YOUR INSTRUCTIONS |
Search the records for the string "Gigapixel". Copy each line where it occurs.

====== EXERCISE INPUTS ======

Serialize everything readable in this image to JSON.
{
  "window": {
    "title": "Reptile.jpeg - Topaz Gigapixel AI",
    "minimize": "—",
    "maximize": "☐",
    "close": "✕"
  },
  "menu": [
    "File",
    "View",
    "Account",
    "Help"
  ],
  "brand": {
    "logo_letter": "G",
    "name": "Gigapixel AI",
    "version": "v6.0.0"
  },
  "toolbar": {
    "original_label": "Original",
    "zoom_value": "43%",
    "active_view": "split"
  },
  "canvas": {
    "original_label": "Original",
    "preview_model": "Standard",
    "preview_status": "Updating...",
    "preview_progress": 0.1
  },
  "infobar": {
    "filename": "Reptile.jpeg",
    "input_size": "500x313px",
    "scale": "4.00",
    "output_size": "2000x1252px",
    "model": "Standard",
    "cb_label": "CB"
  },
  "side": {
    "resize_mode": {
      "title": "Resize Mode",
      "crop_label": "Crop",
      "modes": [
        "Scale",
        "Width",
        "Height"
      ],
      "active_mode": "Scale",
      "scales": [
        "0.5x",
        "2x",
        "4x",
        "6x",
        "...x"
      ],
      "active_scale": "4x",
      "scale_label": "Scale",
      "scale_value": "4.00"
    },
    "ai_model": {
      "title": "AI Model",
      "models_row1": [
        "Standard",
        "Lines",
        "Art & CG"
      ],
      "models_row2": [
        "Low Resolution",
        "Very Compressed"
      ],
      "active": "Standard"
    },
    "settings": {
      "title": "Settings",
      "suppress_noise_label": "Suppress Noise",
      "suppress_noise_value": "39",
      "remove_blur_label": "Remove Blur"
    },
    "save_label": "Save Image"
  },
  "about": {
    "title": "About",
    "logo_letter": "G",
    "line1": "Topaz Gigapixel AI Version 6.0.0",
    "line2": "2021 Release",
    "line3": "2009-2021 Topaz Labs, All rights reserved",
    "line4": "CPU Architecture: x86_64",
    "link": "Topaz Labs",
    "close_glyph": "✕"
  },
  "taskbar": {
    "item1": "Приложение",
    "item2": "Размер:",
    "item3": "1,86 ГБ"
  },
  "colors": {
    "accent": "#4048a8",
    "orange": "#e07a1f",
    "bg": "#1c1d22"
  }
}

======

EXPECTED ANSWER |
    "title": "Reptile.jpeg - Topaz Gigapixel AI",
    "name": "Gigapixel AI",
    "line1": "Topaz Gigapixel AI Version 6.0.0",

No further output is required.